It is clear that the Bay Area pop-punk giants of the '90s are set to blow people's minds with Idiot. Gone are the standard three-minute rants of youthful angst and basket cases--Idiot is full of thought-provoking emotional lyrics and well-orchestrated musical arrangements.
Improving on the band's song arrangements, Idiot features two nine-minute, five-part operettas, each section getting its own title. The first, "Jesus of Suburbia," tells the tale of growth from youth to young adult. "City of the Damned," part two of the first epic, highlights the track with lyrics of a youth learning life lessons at the local convenience store.
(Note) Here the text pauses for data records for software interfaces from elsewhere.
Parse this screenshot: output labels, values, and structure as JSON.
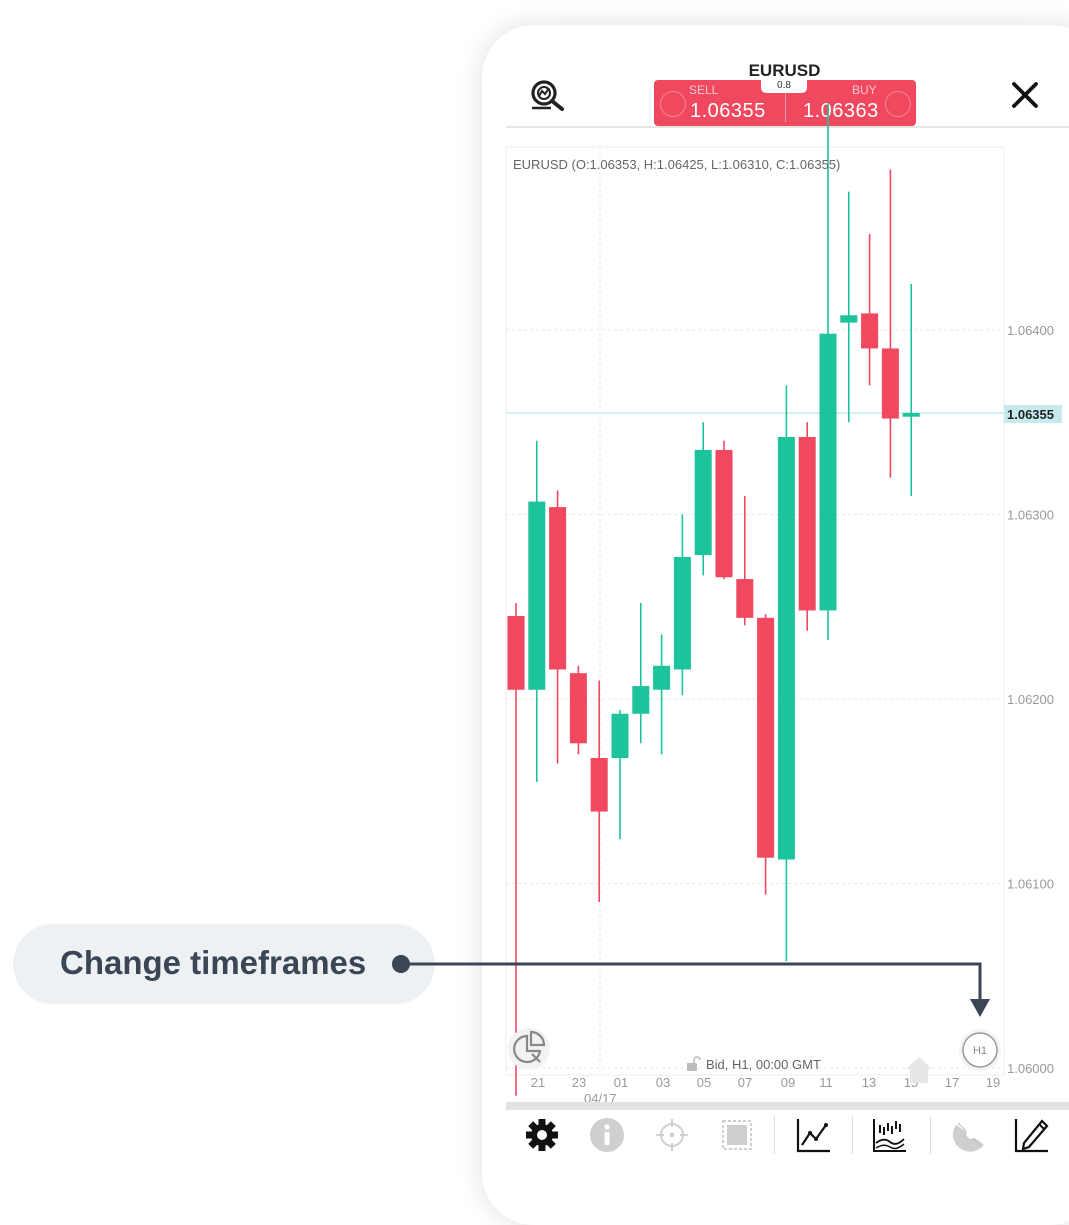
{
  "callout": {
    "label": "Change timeframes"
  },
  "header": {
    "symbol": "EURUSD",
    "spread": "0.8",
    "sell_label": "SELL",
    "buy_label": "BUY",
    "sell_price": "1.06355",
    "buy_price": "1.06363",
    "left_icon": "magnifier-chart-icon",
    "close_icon": "close-icon"
  },
  "chart_info": {
    "ohlc": "EURUSD (O:1.06353, H:1.06425, L:1.06310, C:1.06355)",
    "status": "Bid, H1, 00:00 GMT",
    "timeframe": "H1",
    "current_price": "1.06355"
  },
  "chart_data": {
    "type": "candlestick",
    "ylim": [
      1.0598,
      1.0648
    ],
    "yticks": [
      "1.06400",
      "1.06300",
      "1.06200",
      "1.06100",
      "1.06000"
    ],
    "xticks": [
      "21",
      "23",
      "01",
      "03",
      "05",
      "07",
      "09",
      "11",
      "13",
      "15",
      "17",
      "19"
    ],
    "date_label": "04/17",
    "colors": {
      "up": "#1dc49b",
      "down": "#f0485f"
    },
    "candles": [
      {
        "o": 1.06245,
        "h": 1.06252,
        "l": 1.05985,
        "c": 1.06205
      },
      {
        "o": 1.06205,
        "h": 1.0634,
        "l": 1.06155,
        "c": 1.06307
      },
      {
        "o": 1.06304,
        "h": 1.06313,
        "l": 1.06165,
        "c": 1.06216
      },
      {
        "o": 1.06214,
        "h": 1.06218,
        "l": 1.0617,
        "c": 1.06176
      },
      {
        "o": 1.06168,
        "h": 1.0621,
        "l": 1.0609,
        "c": 1.06139
      },
      {
        "o": 1.06168,
        "h": 1.06194,
        "l": 1.06124,
        "c": 1.06192
      },
      {
        "o": 1.06192,
        "h": 1.06252,
        "l": 1.06176,
        "c": 1.06207
      },
      {
        "o": 1.06205,
        "h": 1.06235,
        "l": 1.0617,
        "c": 1.06218
      },
      {
        "o": 1.06216,
        "h": 1.063,
        "l": 1.06202,
        "c": 1.06277
      },
      {
        "o": 1.06278,
        "h": 1.0635,
        "l": 1.06267,
        "c": 1.06335
      },
      {
        "o": 1.06335,
        "h": 1.0634,
        "l": 1.06265,
        "c": 1.06266
      },
      {
        "o": 1.06265,
        "h": 1.0631,
        "l": 1.0624,
        "c": 1.06244
      },
      {
        "o": 1.06244,
        "h": 1.06246,
        "l": 1.06094,
        "c": 1.06114
      },
      {
        "o": 1.06113,
        "h": 1.0637,
        "l": 1.06058,
        "c": 1.06342
      },
      {
        "o": 1.06342,
        "h": 1.0635,
        "l": 1.06237,
        "c": 1.06248
      },
      {
        "o": 1.06248,
        "h": 1.06523,
        "l": 1.06232,
        "c": 1.06398
      },
      {
        "o": 1.06404,
        "h": 1.06475,
        "l": 1.0635,
        "c": 1.06408
      },
      {
        "o": 1.06409,
        "h": 1.06452,
        "l": 1.0637,
        "c": 1.0639
      },
      {
        "o": 1.0639,
        "h": 1.06487,
        "l": 1.0632,
        "c": 1.06352
      },
      {
        "o": 1.06353,
        "h": 1.06425,
        "l": 1.0631,
        "c": 1.06355
      }
    ]
  },
  "toolbar": {
    "items": [
      {
        "icon": "gear-icon"
      },
      {
        "icon": "info-icon"
      },
      {
        "icon": "crosshair-icon"
      },
      {
        "icon": "select-area-icon"
      },
      {
        "icon": "line-chart-icon"
      },
      {
        "icon": "indicators-icon"
      },
      {
        "icon": "magnet-icon"
      },
      {
        "icon": "draw-tool-icon"
      }
    ]
  },
  "bottom_left_icon": "pie-chart-icon",
  "lock_icon": "unlock-icon"
}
"Homecoming," the second epic, paints a portrait of the difficulties of war. In part three, "Nobody Likes You" deals with having a loved one away due to war.
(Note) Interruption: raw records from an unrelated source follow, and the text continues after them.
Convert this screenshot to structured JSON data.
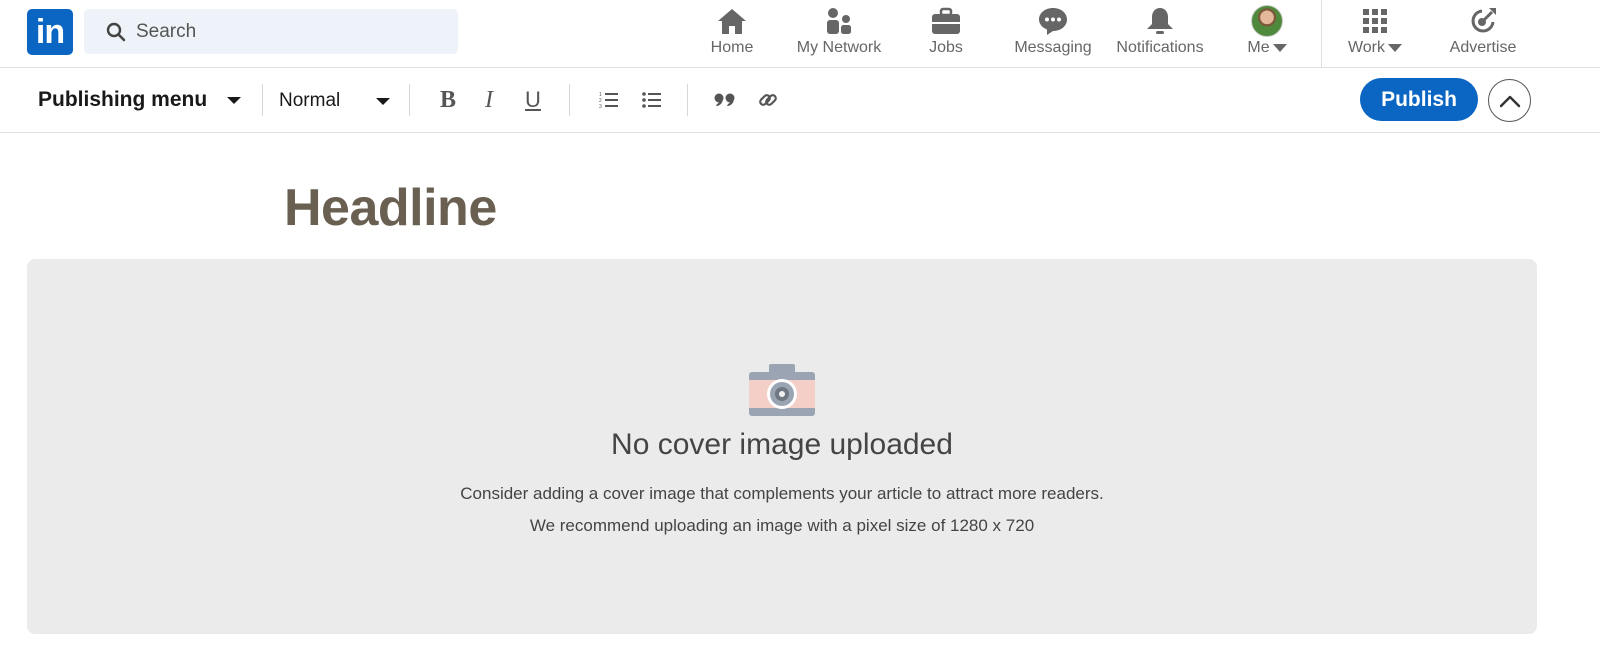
{
  "nav": {
    "logo_text": "in",
    "search_placeholder": "Search",
    "items": [
      {
        "label": "Home",
        "icon": "home-icon"
      },
      {
        "label": "My Network",
        "icon": "network-icon"
      },
      {
        "label": "Jobs",
        "icon": "briefcase-icon"
      },
      {
        "label": "Messaging",
        "icon": "messaging-icon"
      },
      {
        "label": "Notifications",
        "icon": "bell-icon"
      },
      {
        "label": "Me",
        "icon": "avatar"
      },
      {
        "label": "Work",
        "icon": "grid-icon"
      },
      {
        "label": "Advertise",
        "icon": "advertise-icon"
      }
    ]
  },
  "toolbar": {
    "publishing_menu": "Publishing menu",
    "text_style": "Normal",
    "bold": "B",
    "italic": "I",
    "underline": "U",
    "publish_label": "Publish"
  },
  "editor": {
    "headline_placeholder": "Headline",
    "cover": {
      "title": "No cover image uploaded",
      "line1": "Consider adding a cover image that complements your article to attract more readers.",
      "line2": "We recommend uploading an image with a pixel size of 1280 x 720"
    }
  },
  "colors": {
    "brand": "#0a66c2",
    "nav_icon": "#666666",
    "headline_placeholder": "#6a6052",
    "cover_bg": "#ebebeb"
  }
}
The song arrangements on Idiot differ from track to track. Where one track is an upbeat pop-punk assault, the next can be an acoustic roller coaster. Drummer Tre Cool even experiments with Middle Eastern percussion instruments, and war-like snare drum beats.
Like many, Green Day feels that the "beloved" commander-in-chief does not represent the views of the common person ("Don't want to be an American idiot/ Don't want a nation under the new mania"). In fulfilling their duty of representing the common person's angst and rants, they have produced some of their best work to date.